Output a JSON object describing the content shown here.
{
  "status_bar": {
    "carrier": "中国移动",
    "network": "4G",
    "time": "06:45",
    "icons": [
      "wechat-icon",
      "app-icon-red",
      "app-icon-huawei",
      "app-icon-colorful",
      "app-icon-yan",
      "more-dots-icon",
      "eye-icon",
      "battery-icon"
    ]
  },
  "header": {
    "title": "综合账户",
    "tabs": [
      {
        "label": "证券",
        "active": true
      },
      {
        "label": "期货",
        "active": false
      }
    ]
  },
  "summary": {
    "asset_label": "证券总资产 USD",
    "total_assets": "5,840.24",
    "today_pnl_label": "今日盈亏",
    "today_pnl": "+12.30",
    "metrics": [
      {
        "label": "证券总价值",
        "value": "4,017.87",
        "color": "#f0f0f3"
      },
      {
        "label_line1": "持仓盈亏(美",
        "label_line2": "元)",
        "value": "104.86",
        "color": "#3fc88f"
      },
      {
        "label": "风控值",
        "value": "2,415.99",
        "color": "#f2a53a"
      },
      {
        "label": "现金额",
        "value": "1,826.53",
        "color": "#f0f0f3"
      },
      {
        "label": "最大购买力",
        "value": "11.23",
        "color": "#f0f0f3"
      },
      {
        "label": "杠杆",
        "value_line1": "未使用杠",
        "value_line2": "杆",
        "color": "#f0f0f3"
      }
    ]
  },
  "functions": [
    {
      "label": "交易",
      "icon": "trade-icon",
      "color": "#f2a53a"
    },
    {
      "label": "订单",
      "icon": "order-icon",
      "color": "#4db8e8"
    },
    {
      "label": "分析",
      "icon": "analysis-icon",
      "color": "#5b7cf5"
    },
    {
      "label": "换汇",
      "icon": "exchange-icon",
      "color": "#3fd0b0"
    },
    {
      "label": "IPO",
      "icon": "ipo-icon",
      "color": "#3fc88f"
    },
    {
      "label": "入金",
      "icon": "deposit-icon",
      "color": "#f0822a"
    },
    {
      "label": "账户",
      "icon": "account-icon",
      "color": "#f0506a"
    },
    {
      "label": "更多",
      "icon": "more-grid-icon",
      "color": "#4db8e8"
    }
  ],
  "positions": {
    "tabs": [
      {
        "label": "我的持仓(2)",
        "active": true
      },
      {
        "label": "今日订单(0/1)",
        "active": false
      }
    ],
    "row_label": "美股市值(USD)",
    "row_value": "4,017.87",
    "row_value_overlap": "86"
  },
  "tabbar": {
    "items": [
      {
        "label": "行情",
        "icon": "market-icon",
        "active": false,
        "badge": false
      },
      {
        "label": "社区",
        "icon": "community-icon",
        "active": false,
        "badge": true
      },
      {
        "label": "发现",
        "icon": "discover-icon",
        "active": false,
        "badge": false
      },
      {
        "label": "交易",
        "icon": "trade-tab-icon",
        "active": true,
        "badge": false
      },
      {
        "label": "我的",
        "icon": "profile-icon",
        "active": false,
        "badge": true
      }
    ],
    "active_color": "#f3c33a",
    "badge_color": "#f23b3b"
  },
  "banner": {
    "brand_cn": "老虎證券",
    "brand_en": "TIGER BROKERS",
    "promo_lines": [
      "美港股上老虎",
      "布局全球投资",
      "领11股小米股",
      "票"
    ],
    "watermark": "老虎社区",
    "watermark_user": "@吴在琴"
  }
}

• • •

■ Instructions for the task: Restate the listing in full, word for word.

■ Expected answer:
Output a JSON object describing the content shown here.
{
  "status_bar": {
    "carrier": "中国移动",
    "network": "4G",
    "time": "06:45",
    "icons": [
      "wechat-icon",
      "app-icon-red",
      "app-icon-huawei",
      "app-icon-colorful",
      "app-icon-yan",
      "more-dots-icon",
      "eye-icon",
      "battery-icon"
    ]
  },
  "header": {
    "title": "综合账户",
    "tabs": [
      {
        "label": "证券",
        "active": true
      },
      {
        "label": "期货",
        "active": false
      }
    ]
  },
  "summary": {
    "asset_label": "证券总资产 USD",
    "total_assets": "5,840.24",
    "today_pnl_label": "今日盈亏",
    "today_pnl": "+12.30",
    "metrics": [
      {
        "label": "证券总价值",
        "value": "4,017.87",
        "color": "#f0f0f3"
      },
      {
        "label_line1": "持仓盈亏(美",
        "label_line2": "元)",
        "value": "104.86",
        "color": "#3fc88f"
      },
      {
        "label": "风控值",
        "value": "2,415.99",
        "color": "#f2a53a"
      },
      {
        "label": "现金额",
        "value": "1,826.53",
        "color": "#f0f0f3"
      },
      {
        "label": "最大购买力",
        "value": "11.23",
        "color": "#f0f0f3"
      },
      {
        "label": "杠杆",
        "value_line1": "未使用杠",
        "value_line2": "杆",
        "color": "#f0f0f3"
      }
    ]
  },
  "functions": [
    {
      "label": "交易",
      "icon": "trade-icon",
      "color": "#f2a53a"
    },
    {
      "label": "订单",
      "icon": "order-icon",
      "color": "#4db8e8"
    },
    {
      "label": "分析",
      "icon": "analysis-icon",
      "color": "#5b7cf5"
    },
    {
      "label": "换汇",
      "icon": "exchange-icon",
      "color": "#3fd0b0"
    },
    {
      "label": "IPO",
      "icon": "ipo-icon",
      "color": "#3fc88f"
    },
    {
      "label": "入金",
      "icon": "deposit-icon",
      "color": "#f0822a"
    },
    {
      "label": "账户",
      "icon": "account-icon",
      "color": "#f0506a"
    },
    {
      "label": "更多",
      "icon": "more-grid-icon",
      "color": "#4db8e8"
    }
  ],
  "positions": {
    "tabs": [
      {
        "label": "我的持仓(2)",
        "active": true
      },
      {
        "label": "今日订单(0/1)",
        "active": false
      }
    ],
    "row_label": "美股市值(USD)",
    "row_value": "4,017.87",
    "row_value_overlap": "86"
  },
  "tabbar": {
    "items": [
      {
        "label": "行情",
        "icon": "market-icon",
        "active": false,
        "badge": false
      },
      {
        "label": "社区",
        "icon": "community-icon",
        "active": false,
        "badge": true
      },
      {
        "label": "发现",
        "icon": "discover-icon",
        "active": false,
        "badge": false
      },
      {
        "label": "交易",
        "icon": "trade-tab-icon",
        "active": true,
        "badge": false
      },
      {
        "label": "我的",
        "icon": "profile-icon",
        "active": false,
        "badge": true
      }
    ],
    "active_color": "#f3c33a",
    "badge_color": "#f23b3b"
  },
  "banner": {
    "brand_cn": "老虎證券",
    "brand_en": "TIGER BROKERS",
    "promo_lines": [
      "美港股上老虎",
      "布局全球投资",
      "领11股小米股",
      "票"
    ],
    "watermark": "老虎社区",
    "watermark_user": "@吴在琴"
  }
}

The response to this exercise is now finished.